→ WHAT IS EXPECTED: Every line in the following data that has "true" counts toward the total; state that total alone.

→ Data items:

= = = = = = =

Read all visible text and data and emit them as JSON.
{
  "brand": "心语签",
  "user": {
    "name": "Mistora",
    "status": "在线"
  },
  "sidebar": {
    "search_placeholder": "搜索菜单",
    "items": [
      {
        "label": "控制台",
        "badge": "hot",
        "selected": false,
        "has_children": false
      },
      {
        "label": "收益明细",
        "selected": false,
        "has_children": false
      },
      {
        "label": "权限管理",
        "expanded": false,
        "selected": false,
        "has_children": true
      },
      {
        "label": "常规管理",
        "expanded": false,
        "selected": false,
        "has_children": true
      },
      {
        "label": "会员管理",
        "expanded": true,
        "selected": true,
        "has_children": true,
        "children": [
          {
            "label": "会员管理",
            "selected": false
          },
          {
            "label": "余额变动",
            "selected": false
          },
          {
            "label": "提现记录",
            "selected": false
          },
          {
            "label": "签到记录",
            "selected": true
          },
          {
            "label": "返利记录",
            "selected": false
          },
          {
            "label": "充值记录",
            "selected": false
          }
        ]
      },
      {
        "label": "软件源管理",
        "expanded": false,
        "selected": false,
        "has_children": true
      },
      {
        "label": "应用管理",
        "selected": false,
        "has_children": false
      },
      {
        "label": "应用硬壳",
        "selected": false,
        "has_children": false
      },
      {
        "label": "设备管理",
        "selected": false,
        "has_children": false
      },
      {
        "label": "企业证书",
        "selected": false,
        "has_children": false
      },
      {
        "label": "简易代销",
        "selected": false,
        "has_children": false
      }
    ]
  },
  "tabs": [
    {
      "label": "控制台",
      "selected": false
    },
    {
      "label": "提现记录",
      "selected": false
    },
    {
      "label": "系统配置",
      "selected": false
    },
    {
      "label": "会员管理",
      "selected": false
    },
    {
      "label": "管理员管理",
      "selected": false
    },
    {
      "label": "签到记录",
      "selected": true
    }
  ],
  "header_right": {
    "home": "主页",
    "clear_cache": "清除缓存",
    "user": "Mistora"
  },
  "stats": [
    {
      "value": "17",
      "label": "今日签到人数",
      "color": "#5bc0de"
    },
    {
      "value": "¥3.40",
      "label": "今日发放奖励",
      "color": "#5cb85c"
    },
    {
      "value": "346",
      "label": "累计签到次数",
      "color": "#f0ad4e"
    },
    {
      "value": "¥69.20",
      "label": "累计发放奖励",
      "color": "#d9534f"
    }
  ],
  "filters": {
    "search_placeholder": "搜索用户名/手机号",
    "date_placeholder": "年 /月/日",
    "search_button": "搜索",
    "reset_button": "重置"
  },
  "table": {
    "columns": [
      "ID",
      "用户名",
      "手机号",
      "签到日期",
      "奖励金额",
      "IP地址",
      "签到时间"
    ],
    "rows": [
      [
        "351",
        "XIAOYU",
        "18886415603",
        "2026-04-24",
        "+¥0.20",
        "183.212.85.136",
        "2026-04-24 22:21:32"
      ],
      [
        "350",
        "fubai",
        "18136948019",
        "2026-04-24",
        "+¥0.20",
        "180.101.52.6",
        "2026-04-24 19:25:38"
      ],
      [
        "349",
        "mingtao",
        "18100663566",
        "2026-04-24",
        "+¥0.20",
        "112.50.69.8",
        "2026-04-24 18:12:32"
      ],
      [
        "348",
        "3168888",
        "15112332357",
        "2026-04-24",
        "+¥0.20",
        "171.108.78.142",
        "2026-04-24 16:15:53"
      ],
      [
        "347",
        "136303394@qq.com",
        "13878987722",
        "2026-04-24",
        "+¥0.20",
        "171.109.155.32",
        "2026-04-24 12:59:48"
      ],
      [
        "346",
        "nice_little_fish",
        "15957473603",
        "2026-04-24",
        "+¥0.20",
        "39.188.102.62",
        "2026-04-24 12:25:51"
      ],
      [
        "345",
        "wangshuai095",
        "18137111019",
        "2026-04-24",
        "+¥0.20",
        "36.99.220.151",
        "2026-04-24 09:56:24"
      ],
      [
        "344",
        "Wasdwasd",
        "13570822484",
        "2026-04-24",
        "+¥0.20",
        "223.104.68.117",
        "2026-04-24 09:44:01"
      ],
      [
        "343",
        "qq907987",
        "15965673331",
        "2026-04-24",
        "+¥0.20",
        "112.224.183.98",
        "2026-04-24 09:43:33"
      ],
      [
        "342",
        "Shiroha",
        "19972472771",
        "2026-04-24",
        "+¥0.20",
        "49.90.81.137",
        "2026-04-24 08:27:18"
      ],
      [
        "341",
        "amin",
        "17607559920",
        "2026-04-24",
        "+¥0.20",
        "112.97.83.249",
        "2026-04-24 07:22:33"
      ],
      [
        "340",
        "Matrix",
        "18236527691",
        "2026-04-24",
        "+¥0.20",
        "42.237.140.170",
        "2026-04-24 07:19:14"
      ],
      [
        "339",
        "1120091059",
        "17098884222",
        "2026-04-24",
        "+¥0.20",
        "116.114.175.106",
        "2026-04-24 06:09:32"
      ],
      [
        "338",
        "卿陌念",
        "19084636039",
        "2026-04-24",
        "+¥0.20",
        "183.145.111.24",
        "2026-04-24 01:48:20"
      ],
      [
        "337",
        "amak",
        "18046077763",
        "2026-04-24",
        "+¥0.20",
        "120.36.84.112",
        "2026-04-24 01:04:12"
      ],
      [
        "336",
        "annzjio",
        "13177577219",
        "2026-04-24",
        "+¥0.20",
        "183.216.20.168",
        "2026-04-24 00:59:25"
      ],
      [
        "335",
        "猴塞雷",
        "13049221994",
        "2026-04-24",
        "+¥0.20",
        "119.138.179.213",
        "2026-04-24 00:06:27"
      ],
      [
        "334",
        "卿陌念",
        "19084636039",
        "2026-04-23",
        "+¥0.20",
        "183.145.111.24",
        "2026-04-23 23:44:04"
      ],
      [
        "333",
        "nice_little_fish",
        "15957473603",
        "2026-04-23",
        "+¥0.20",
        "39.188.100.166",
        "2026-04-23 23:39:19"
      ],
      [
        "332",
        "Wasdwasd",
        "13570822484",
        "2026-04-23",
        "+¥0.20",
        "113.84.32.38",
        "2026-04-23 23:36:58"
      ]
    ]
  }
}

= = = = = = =

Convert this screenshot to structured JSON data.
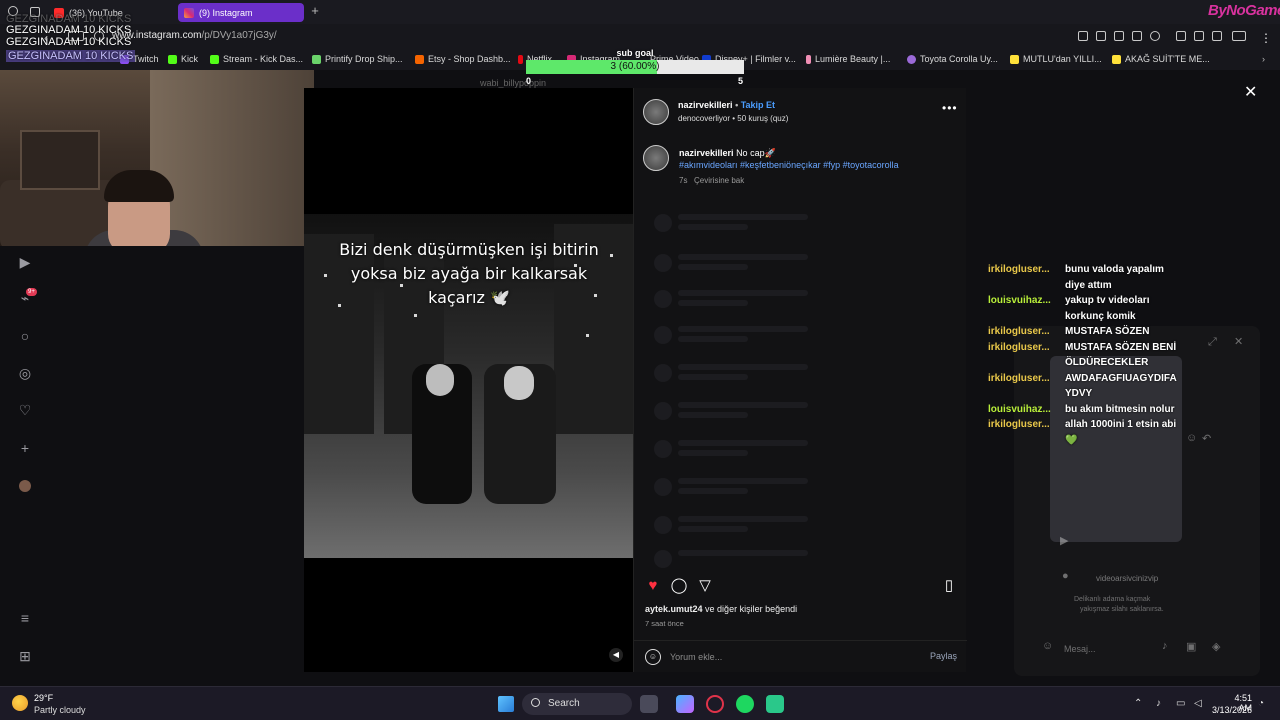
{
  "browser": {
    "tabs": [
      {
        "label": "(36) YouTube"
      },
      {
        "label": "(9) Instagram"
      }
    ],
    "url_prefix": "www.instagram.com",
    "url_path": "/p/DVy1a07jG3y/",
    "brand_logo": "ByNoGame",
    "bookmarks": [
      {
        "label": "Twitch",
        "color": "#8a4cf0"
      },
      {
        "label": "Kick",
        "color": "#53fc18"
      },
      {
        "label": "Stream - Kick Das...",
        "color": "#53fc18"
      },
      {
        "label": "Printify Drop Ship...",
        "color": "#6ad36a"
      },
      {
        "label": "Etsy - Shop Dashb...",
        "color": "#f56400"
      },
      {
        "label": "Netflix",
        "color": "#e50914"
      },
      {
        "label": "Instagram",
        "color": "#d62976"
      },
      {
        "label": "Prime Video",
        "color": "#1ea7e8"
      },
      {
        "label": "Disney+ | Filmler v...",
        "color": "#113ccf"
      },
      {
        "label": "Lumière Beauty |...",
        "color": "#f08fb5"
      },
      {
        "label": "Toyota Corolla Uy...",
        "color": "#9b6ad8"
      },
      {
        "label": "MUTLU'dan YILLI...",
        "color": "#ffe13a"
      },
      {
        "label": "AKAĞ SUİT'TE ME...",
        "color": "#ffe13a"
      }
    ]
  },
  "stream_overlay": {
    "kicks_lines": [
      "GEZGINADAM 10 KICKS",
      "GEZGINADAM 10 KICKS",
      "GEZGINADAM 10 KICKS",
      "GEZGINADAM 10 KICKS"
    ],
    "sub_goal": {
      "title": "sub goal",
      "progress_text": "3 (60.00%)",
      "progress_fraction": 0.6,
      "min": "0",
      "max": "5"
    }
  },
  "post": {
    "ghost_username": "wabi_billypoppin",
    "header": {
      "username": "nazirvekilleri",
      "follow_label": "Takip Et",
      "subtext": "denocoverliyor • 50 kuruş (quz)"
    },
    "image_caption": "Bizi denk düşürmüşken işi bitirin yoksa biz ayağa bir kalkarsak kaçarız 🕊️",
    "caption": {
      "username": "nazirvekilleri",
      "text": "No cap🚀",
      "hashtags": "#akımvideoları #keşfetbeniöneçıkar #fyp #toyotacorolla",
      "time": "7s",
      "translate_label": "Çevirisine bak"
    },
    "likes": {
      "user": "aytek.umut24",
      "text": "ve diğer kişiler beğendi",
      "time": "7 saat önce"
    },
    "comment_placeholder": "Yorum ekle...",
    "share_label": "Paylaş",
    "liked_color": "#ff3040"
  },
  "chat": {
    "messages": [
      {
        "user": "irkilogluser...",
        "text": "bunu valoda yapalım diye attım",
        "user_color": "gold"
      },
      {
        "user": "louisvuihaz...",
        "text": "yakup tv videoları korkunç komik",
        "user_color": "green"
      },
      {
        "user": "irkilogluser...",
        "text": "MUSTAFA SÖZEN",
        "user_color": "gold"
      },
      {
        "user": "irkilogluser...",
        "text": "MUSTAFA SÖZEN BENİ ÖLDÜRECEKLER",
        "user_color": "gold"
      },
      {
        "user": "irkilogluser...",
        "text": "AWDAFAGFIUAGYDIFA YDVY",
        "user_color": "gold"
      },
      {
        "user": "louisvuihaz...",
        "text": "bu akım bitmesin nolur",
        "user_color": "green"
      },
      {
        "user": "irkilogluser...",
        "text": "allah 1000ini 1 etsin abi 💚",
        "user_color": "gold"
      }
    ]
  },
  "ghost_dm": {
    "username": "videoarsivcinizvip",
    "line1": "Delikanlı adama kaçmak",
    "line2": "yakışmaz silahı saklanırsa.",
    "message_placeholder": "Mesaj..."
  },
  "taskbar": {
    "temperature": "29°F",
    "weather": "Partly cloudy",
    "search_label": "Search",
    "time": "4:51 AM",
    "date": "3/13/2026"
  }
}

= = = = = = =

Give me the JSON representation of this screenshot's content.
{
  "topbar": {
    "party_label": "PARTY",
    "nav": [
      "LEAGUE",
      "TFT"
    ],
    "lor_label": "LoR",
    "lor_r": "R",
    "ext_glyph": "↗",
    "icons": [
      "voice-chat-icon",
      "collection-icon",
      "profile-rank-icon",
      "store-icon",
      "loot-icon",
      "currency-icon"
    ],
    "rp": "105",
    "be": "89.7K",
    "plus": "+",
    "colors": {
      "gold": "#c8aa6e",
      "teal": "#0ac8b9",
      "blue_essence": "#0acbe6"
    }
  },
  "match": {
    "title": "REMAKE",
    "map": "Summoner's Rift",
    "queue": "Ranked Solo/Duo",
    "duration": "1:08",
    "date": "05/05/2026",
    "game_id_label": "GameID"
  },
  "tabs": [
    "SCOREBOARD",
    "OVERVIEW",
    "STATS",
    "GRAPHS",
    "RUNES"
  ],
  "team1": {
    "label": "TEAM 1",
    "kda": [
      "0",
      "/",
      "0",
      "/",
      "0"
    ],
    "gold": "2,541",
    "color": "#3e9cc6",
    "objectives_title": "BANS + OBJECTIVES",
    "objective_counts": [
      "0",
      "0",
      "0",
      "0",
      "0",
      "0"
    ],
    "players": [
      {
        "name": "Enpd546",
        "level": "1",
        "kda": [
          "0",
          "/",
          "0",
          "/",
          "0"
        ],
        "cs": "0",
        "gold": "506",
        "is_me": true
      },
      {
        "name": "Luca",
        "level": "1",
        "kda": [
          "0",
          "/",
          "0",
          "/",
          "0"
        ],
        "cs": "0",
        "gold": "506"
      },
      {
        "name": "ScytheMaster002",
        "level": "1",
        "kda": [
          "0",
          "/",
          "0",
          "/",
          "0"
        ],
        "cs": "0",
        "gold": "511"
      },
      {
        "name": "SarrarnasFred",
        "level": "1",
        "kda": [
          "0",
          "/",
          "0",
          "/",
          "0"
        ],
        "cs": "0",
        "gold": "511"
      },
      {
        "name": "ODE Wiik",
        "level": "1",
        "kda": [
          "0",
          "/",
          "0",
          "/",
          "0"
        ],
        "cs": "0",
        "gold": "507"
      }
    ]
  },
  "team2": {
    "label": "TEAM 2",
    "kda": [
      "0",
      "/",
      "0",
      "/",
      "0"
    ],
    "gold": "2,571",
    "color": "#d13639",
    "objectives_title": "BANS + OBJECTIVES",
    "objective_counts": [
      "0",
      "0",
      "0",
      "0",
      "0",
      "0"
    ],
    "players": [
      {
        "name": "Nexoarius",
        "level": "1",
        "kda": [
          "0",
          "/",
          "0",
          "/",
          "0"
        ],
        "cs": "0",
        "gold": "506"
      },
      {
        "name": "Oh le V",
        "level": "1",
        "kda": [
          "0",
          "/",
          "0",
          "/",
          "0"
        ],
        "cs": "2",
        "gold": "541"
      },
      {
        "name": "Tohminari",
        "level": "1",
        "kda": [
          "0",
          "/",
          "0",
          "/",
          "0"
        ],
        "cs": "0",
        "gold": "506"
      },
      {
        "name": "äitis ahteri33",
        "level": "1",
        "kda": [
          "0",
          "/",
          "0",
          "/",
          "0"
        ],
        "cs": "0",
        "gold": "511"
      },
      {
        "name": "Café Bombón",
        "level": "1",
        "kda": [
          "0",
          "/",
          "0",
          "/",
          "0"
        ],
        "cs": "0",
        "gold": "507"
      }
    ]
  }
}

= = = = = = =

→ REPLY TO THE TASK: 9